The only attempt at creating any kind of conflict was with Frank the drug dealer, except there's a major problem with that. Frank actually seems like a really great guy. I'm not saying he should be sitting in the car twirling his evil mustache and smoking crack, but he at least has to appear to be some kind of negative influence on the child. So when Dan confronts the guy (in the film's only scene of real drama), he looks like a moron and so do we for being asked to root for him. We feel bad for Dan because he's a good person and a passionate teacher, but let's be honest: Would you want this guy around your kids? I wouldn't mind him teaching them, but hanging out with them after school? When Frank tells Drey her relationship with Dan is inappropriate you kind of think he has a point. Especially since Fleck failed to show how Dan's positive influence as a teacher has in any way translated into these students' personal lives.

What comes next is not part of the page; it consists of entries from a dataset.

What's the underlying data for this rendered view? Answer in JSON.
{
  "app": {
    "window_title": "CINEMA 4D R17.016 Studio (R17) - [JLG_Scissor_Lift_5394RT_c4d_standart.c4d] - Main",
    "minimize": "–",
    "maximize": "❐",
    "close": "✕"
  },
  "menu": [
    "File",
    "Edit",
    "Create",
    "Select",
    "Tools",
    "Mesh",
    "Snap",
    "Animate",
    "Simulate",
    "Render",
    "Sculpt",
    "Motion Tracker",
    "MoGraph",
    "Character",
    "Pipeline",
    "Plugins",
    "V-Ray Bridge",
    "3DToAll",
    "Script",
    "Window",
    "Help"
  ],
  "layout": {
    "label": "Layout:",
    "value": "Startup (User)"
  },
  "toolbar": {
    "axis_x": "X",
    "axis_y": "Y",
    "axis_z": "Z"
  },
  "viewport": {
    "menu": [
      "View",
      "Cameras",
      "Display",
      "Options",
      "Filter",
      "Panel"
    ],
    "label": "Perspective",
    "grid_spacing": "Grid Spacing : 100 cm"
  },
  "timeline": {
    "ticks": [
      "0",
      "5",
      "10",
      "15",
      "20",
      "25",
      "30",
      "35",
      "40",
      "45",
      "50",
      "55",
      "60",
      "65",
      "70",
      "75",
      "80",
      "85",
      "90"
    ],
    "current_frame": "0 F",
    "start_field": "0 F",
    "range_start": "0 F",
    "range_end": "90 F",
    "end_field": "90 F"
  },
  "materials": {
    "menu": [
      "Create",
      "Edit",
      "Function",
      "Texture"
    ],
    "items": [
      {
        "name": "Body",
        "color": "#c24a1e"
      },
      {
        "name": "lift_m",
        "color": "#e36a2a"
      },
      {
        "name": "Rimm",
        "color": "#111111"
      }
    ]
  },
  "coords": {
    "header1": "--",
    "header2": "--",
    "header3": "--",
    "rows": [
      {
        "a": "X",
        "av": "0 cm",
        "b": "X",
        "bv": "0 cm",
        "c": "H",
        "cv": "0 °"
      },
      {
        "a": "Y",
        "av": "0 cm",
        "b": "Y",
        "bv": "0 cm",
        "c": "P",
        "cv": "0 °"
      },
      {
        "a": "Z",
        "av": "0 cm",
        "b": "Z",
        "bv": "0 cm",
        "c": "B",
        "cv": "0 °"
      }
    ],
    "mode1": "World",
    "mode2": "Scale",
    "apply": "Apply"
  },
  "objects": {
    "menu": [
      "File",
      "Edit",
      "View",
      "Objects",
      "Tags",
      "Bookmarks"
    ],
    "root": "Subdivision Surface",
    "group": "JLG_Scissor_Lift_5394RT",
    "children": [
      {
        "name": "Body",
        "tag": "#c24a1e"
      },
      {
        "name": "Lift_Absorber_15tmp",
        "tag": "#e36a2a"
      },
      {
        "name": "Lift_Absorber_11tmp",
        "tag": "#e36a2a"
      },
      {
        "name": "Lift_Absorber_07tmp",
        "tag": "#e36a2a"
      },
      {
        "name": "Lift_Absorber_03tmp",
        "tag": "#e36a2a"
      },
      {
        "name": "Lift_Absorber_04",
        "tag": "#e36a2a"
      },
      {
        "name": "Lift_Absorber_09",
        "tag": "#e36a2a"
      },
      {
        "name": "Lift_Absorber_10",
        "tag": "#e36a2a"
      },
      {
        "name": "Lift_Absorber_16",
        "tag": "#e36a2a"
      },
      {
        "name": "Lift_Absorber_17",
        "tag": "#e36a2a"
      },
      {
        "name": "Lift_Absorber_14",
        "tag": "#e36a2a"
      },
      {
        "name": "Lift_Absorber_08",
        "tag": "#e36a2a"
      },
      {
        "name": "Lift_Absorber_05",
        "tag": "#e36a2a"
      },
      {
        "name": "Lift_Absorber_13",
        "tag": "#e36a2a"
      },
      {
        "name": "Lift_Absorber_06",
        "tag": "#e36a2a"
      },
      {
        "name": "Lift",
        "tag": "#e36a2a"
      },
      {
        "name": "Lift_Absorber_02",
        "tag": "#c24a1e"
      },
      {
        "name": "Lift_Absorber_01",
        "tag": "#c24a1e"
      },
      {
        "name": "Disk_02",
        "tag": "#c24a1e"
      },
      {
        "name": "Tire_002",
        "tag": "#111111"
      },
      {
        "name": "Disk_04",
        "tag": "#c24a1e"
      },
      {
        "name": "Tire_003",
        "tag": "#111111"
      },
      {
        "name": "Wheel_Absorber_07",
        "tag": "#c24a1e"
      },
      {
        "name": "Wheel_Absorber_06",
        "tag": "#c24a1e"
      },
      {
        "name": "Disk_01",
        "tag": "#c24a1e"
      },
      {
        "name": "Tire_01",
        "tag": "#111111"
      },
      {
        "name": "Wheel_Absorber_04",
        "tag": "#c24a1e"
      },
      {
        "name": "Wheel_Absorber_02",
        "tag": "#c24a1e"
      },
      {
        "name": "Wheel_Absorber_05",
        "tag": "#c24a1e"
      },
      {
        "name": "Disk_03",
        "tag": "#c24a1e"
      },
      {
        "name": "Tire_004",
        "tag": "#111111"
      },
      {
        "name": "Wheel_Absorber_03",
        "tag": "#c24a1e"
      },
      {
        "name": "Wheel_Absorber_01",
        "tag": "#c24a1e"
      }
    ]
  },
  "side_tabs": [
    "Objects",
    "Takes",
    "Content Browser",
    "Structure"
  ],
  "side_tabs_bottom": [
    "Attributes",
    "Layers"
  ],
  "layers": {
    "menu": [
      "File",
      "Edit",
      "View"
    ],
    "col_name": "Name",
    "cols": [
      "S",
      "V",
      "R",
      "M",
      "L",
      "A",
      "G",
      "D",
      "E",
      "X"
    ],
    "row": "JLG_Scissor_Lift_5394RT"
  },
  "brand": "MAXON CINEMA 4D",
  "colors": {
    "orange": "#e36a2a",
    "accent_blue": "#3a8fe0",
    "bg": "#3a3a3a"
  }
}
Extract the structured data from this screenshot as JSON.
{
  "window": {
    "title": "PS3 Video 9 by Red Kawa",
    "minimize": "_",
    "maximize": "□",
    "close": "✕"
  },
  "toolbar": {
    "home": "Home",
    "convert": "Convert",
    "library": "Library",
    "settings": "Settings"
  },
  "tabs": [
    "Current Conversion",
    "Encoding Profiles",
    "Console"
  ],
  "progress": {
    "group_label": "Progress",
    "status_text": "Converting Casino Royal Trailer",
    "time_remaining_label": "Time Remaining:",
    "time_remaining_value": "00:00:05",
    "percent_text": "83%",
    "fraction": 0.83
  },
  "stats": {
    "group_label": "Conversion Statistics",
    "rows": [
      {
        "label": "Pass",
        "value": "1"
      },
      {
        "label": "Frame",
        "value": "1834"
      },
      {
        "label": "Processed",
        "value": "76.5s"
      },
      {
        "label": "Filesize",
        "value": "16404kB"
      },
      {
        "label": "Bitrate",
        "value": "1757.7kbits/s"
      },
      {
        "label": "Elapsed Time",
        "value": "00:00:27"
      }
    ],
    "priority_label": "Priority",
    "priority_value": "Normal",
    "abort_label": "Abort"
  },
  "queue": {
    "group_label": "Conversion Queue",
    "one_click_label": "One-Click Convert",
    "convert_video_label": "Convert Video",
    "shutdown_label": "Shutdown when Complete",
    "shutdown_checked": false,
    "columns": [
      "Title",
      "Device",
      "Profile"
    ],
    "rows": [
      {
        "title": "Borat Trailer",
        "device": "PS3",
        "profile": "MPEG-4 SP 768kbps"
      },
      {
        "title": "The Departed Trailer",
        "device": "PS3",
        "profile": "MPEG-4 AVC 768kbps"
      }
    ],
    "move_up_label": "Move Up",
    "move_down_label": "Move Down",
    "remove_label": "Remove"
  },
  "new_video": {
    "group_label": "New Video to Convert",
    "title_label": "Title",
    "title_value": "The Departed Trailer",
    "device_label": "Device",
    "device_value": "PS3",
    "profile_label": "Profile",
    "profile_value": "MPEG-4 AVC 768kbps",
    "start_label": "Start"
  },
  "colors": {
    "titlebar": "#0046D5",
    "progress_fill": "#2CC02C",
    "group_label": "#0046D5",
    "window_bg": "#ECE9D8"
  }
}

If it seems like I'm being too hard on the movie, it's only because I expected so much more from it. The film takes a serious issue and just lets it hang there while the film meanders and limps to its finale. I shouldn't even call it a finale. It's just a stop. We end the film with no sense this guy's condition will improve or Drey's life was significantly altered for the better by having this teacher in her life. None of the problems in this film stem from Gosling's performance as it's literally the only reason to see this film. It's one of the best depictions of drug abuse I've seen in movies in recent years and he infuses the character with all these different shades and complications that are no where to be found in the script at all.
He shows us someone who's throwing his life way, can't hold a steady relationship and knows what he's doing is completely wrong, but just can't stop. It's a brilliant portrayal of addiction, but I really wish it was in a better movie. Shareeka Epps does a good job looking angry for two hours. I can't figure out for the life of me why that performance is being widely praised. Some emotion would have been nice and maybe would have taken the film out of the slow gear it was in its entire 107 minutes.
There's a tendency these days to praise any low budget indie that tackles a serious issue as being brilliant. Some are. Some aren't. This isn't. It's also pretty boring to look at as it was directed with absolutely no style at all with the camera static the entire time like we were watching someone's home movie. I respected its attempt as subtlety, but it just doesn't work for a story that could contain so much more emotional impact. The film had so much visual and dramatic potential, it was a shame to see it go to waste like this. That it's gritty and realistic becomes, in the end, it's biggest problem.
The good news to come out of this, is that Ryan Gosling is gaining notice as one of our most promising actors and this should lead to even more interesting roles for him, hopefully in better films. His Academy Award nomination here is well deserved. It's kind of ironic that before Half Nelson he was best known for the tearjerker The Notebook. On the surface the latter would seem to be the fluffier of the two, but there was probably more heart and passion in one scene of that film than in all of Half Nelson. It was formula but so what? At least it was entertaining and knew what it was. I doubt many people will go back and revisit this. All the pieces were in place for Half Nelson to be one of the best films of the year. Unfortunately, those pieces didn't connect.